Source data
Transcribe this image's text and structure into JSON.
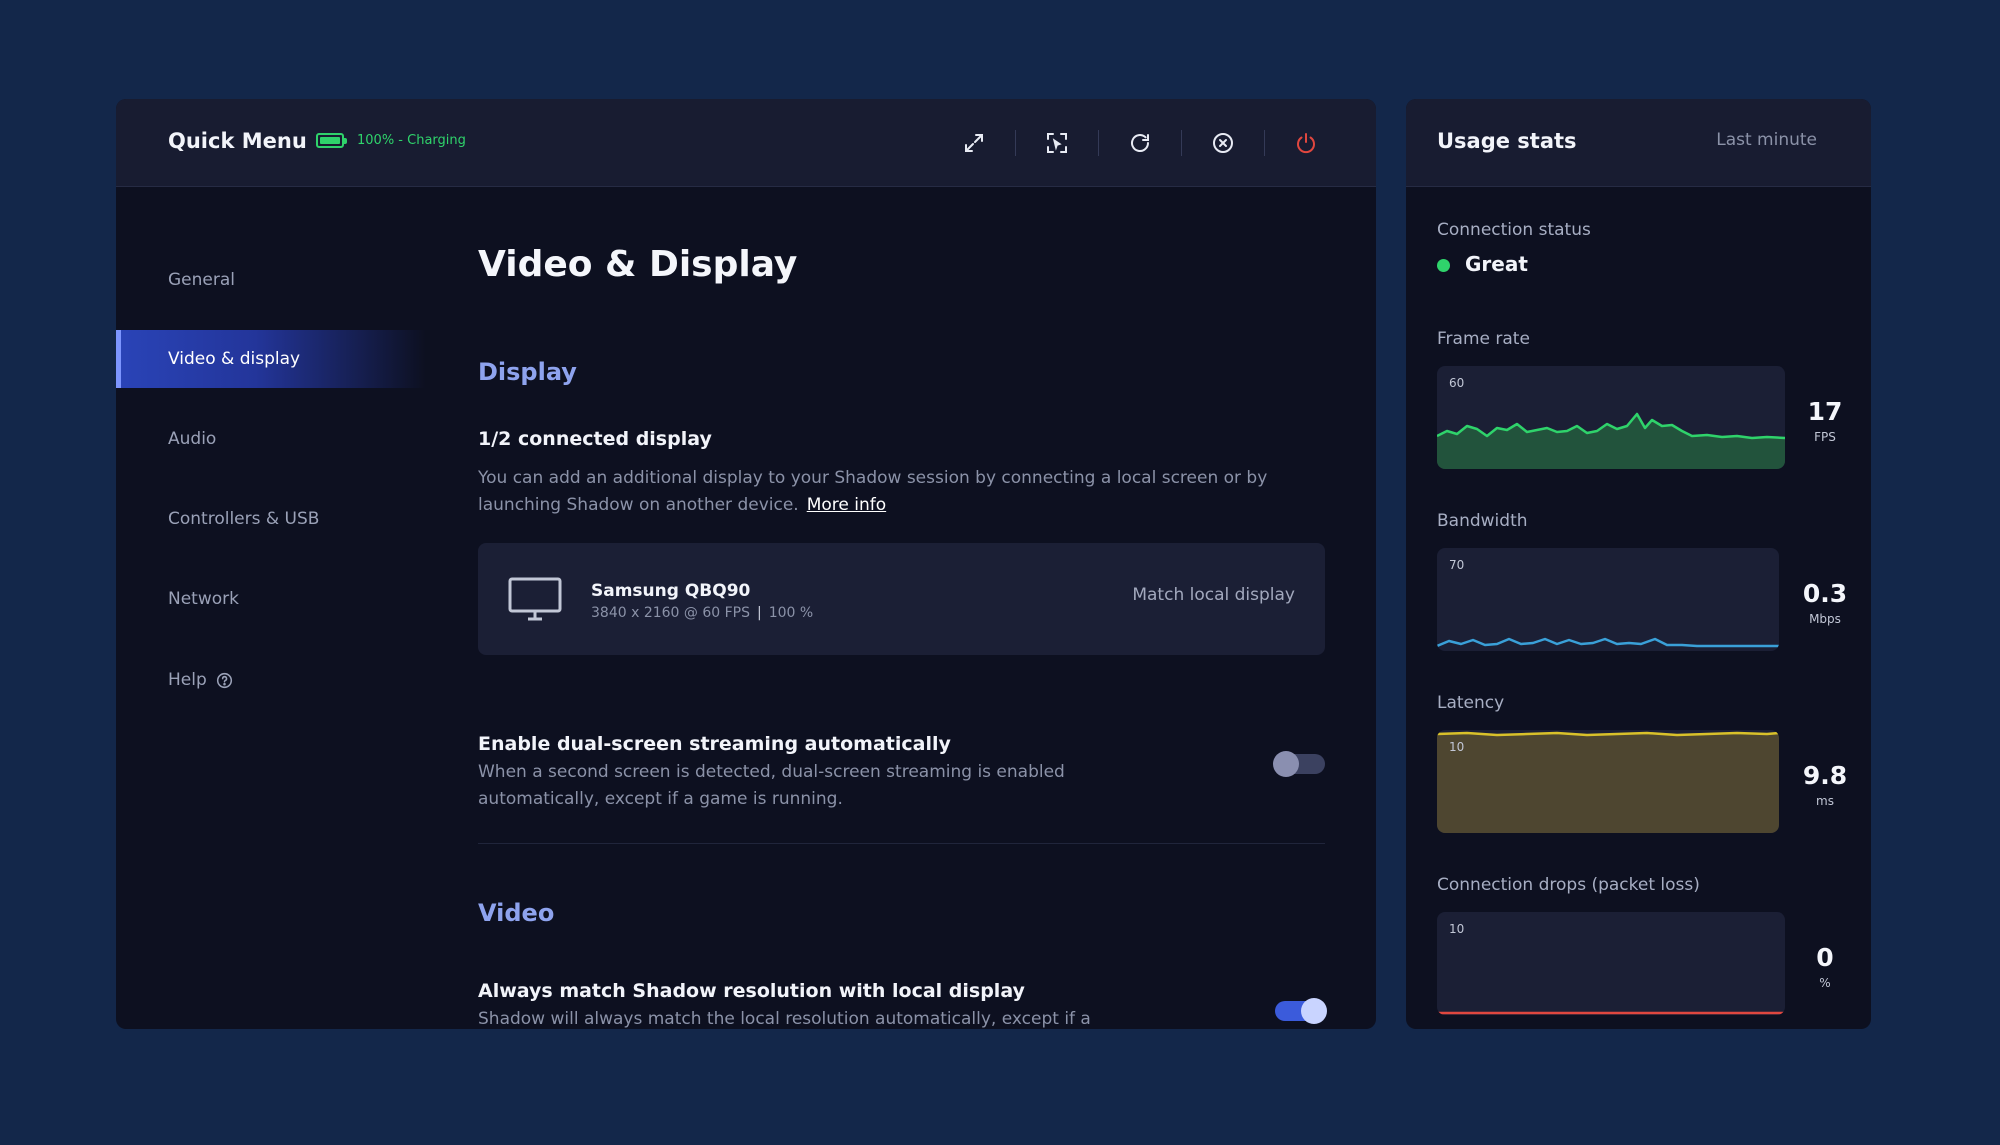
{
  "header": {
    "title": "Quick Menu",
    "battery_text": "100% - Charging",
    "battery_level": 1.0,
    "tools": [
      "fullscreen-icon",
      "screenshot-icon",
      "refresh-icon",
      "close-session-icon",
      "power-icon"
    ]
  },
  "sidebar": {
    "items": [
      {
        "label": "General"
      },
      {
        "label": "Video & display",
        "active": true
      },
      {
        "label": "Audio"
      },
      {
        "label": "Controllers & USB"
      },
      {
        "label": "Network"
      },
      {
        "label": "Help"
      }
    ]
  },
  "content": {
    "page_title": "Video & Display",
    "display_section": "Display",
    "connected_title": "1/2 connected display",
    "connected_desc_line1": "You can add an additional display to your Shadow session by connecting a local screen or by",
    "connected_desc_line2": "launching Shadow on another device.",
    "more_info": "More info",
    "display_card": {
      "name": "Samsung QBQ90",
      "resolution": "3840 x 2160 @ 60 FPS",
      "scale": "100 %",
      "action": "Match local display"
    },
    "dual_screen": {
      "title": "Enable dual-screen streaming automatically",
      "desc_line1": "When a second screen is detected, dual-screen streaming is enabled",
      "desc_line2": "automatically, except if a game is running.",
      "enabled": false
    },
    "video_section": "Video",
    "match_resolution": {
      "title": "Always match Shadow resolution with local display",
      "desc_line1": "Shadow will always match the local resolution automatically, except if a",
      "enabled": true
    }
  },
  "usage": {
    "title": "Usage stats",
    "range": "Last minute",
    "connection_label": "Connection status",
    "connection_status": "Great",
    "stats": [
      {
        "label": "Frame rate",
        "max": "60",
        "value": "17",
        "unit": "FPS",
        "color": "#2fd36b"
      },
      {
        "label": "Bandwidth",
        "max": "70",
        "value": "0.3",
        "unit": "Mbps",
        "color": "#3aa0d8"
      },
      {
        "label": "Latency",
        "max": "10",
        "value": "9.8",
        "unit": "ms",
        "color": "#d9c12a"
      },
      {
        "label": "Connection drops (packet loss)",
        "max": "10",
        "value": "0",
        "unit": "%",
        "color": "#e0473f"
      }
    ]
  }
}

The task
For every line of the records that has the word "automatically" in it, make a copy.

Result
      "title": "Enable dual-screen streaming automatically",
      "desc_line2": "automatically, except if a game is running.",
      "desc_line1": "Shadow will always match the local resolution automatically, except if a",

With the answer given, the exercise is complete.